977 words - 4 pages monetary benefits each week, not forcing them to get a job.New Zealand is not a society in which the "clean green" image is sustainable. It has undergone massive changes over the past ten years. Poverty and the standard of education have declined, and the mutual respect residents felt for one another has turned into mutual disdain. The New Zealand Government needs to get to the root of the social problems faced by the country, immigration, by putting

Class In Contemporary New Zealand Society

1459 words - 6 pages When asked to describe contemporary New Zealand society, class is not a term that will occur to most people. The word conjures up Dickensian images of factories and poverty, haves and have-nots; and radicalism such as the works of Marx. Certainly, not today's modern society. If asked, most people would probably hold the view that it is a “relic of a vanishing industrial capitalism and a vestige of outmoded social theory, with little relevance

The Geography Of New Zealand Essay

1064 words - 4 pages this prestigious nation can be described through five principal categories, the physical geography, the cultural geography, the citizens' standard of living, the government, and the nation's economy.      New Zealand is located in the southern hemisphere, with an absolute location of 37 degrees south longitude to 48 degrees south longitude and 167 degrees east latitude to 177 degrees east latitude.
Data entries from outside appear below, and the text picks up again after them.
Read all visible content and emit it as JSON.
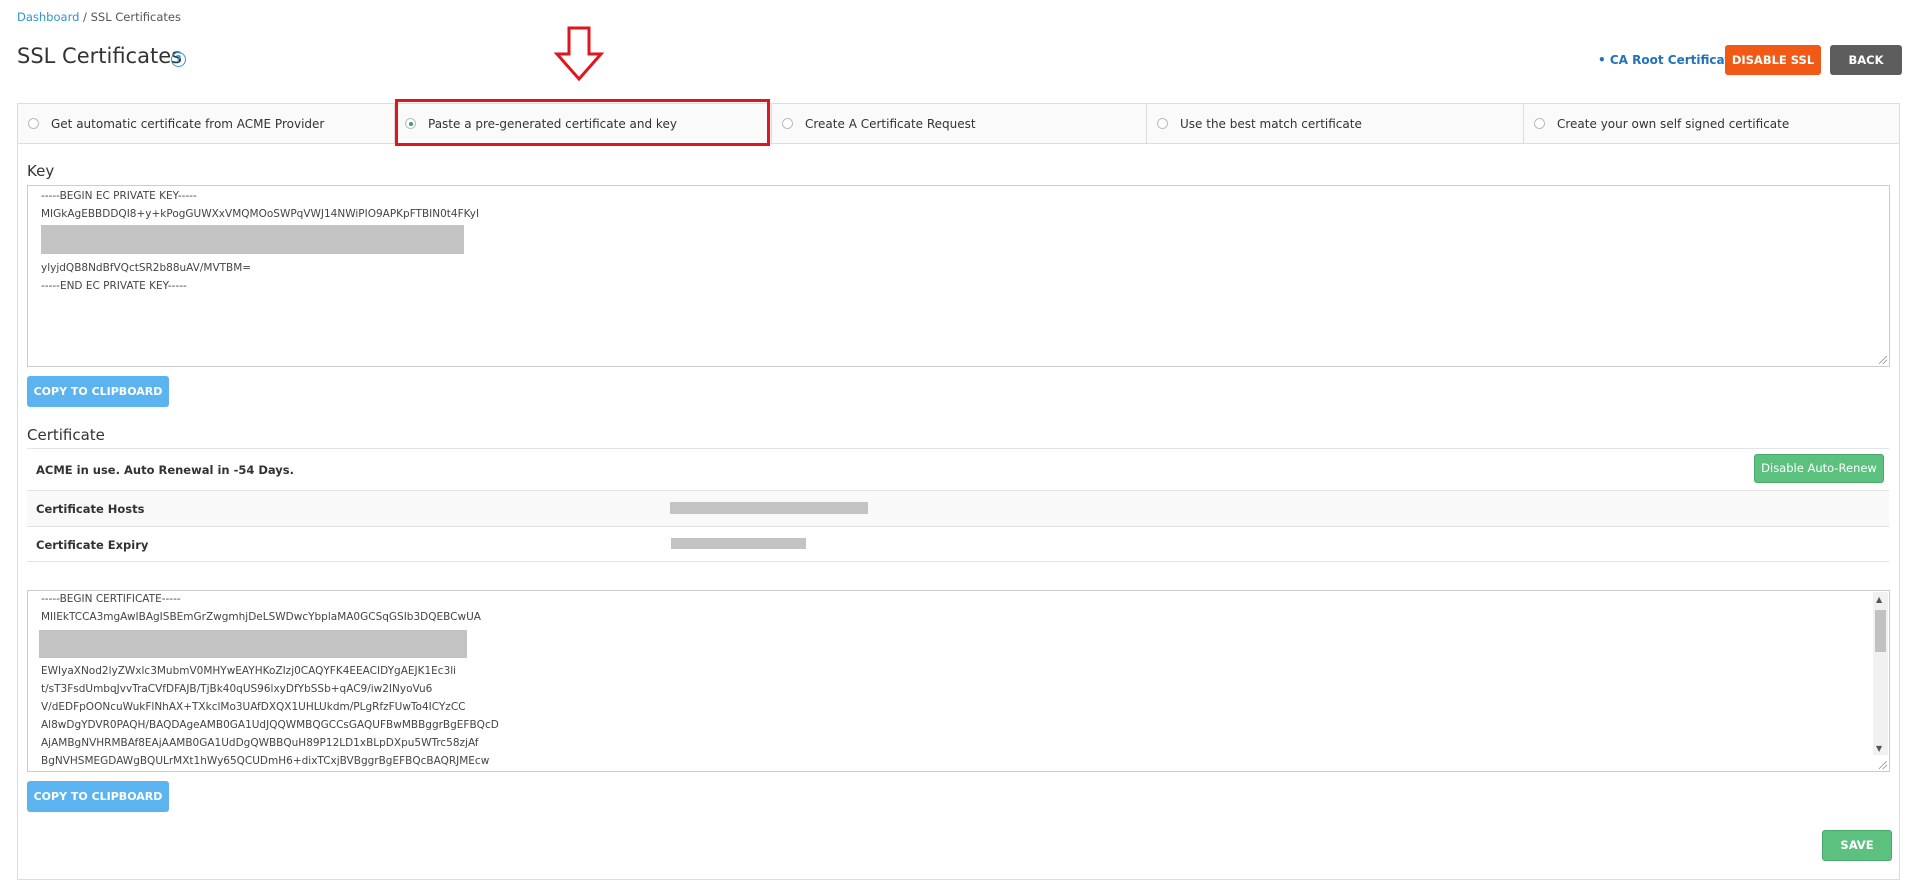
{
  "breadcrumb": {
    "home": "Dashboard",
    "separator": " / ",
    "current": "SSL Certificates"
  },
  "page": {
    "title": "SSL Certificates",
    "help": "?"
  },
  "header_actions": {
    "ca_link": "• CA Root Certificate",
    "disable_ssl": "DISABLE SSL",
    "back": "BACK"
  },
  "tabs": [
    {
      "label": "Get automatic certificate from ACME Provider",
      "selected": false
    },
    {
      "label": "Paste a pre-generated certificate and key",
      "selected": true
    },
    {
      "label": "Create A Certificate Request",
      "selected": false
    },
    {
      "label": "Use the best match certificate",
      "selected": false
    },
    {
      "label": "Create your own self signed certificate",
      "selected": false
    }
  ],
  "key": {
    "label": "Key",
    "lines": [
      "-----BEGIN EC PRIVATE KEY-----",
      "MIGkAgEBBDDQI8+y+kPogGUWXxVMQMOoSWPqVWJ14NWiPIO9APKpFTBIN0t4FKyI",
      "ylyjdQB8NdBfVQctSR2b88uAV/MVTBM=",
      "-----END EC PRIVATE KEY-----"
    ],
    "copy_button": "COPY TO CLIPBOARD"
  },
  "certificate": {
    "label": "Certificate",
    "acme_status": "ACME in use. Auto Renewal in -54 Days.",
    "disable_autorenew": "Disable Auto-Renew",
    "hosts_label": "Certificate Hosts",
    "expiry_label": "Certificate Expiry",
    "lines": [
      "-----BEGIN CERTIFICATE-----",
      "MIIEkTCCA3mgAwIBAgISBEmGrZwgmhjDeLSWDwcYbplaMA0GCSqGSIb3DQEBCwUA",
      "EWIyaXNod2lyZWxlc3MubmV0MHYwEAYHKoZIzj0CAQYFK4EEACIDYgAEJK1Ec3li",
      "t/sT3FsdUmbqJvvTraCVfDFAJB/TjBk40qUS96lxyDfYbSSb+qAC9/iw2INyoVu6",
      "V/dEDFpOONcuWukFlNhAX+TXkclMo3UAfDXQX1UHLUkdm/PLgRfzFUwTo4ICYzCC",
      "Al8wDgYDVR0PAQH/BAQDAgeAMB0GA1UdJQQWMBQGCCsGAQUFBwMBBggrBgEFBQcD",
      "AjAMBgNVHRMBAf8EAjAAMB0GA1UdDgQWBBQuH89P12LD1xBLpDXpu5WTrc58zjAf",
      "BgNVHSMEGDAWgBQULrMXt1hWy65QCUDmH6+dixTCxjBVBggrBgEFBQcBAQRJMEcw"
    ],
    "copy_button": "COPY TO CLIPBOARD"
  },
  "save_button": "SAVE",
  "colors": {
    "accent_orange": "#f05a16",
    "back_grey": "#5d5d5d",
    "link_blue": "#2173b8",
    "copy_blue": "#5bb3ef",
    "save_green": "#5cc07f",
    "highlight_red": "#e0161e"
  }
}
It is composed of

The Children Of New Zealand Essay

1265 words - 5 pages al ways punished for it. Punishments were frequent and severe – young boys were beaten for trivial offence with a knotted rope on their bare backs.” (The book Looking Back) One hundred years later in October 1988, there are reports of a four year old boy being beaten with a steel rod from a clothes dryer, on more than one occasion, for bedwetting. “The extent of child abuse and child neglect is far greater than New Zealand society accepts
30.11.1816:19 Uhr The Disco Boys Vol.18 House256 kbit/s 0 / 01.214 Hits VID P2P DDL 0 Kommentare | Knowing Brother | Get The Gringo - 2012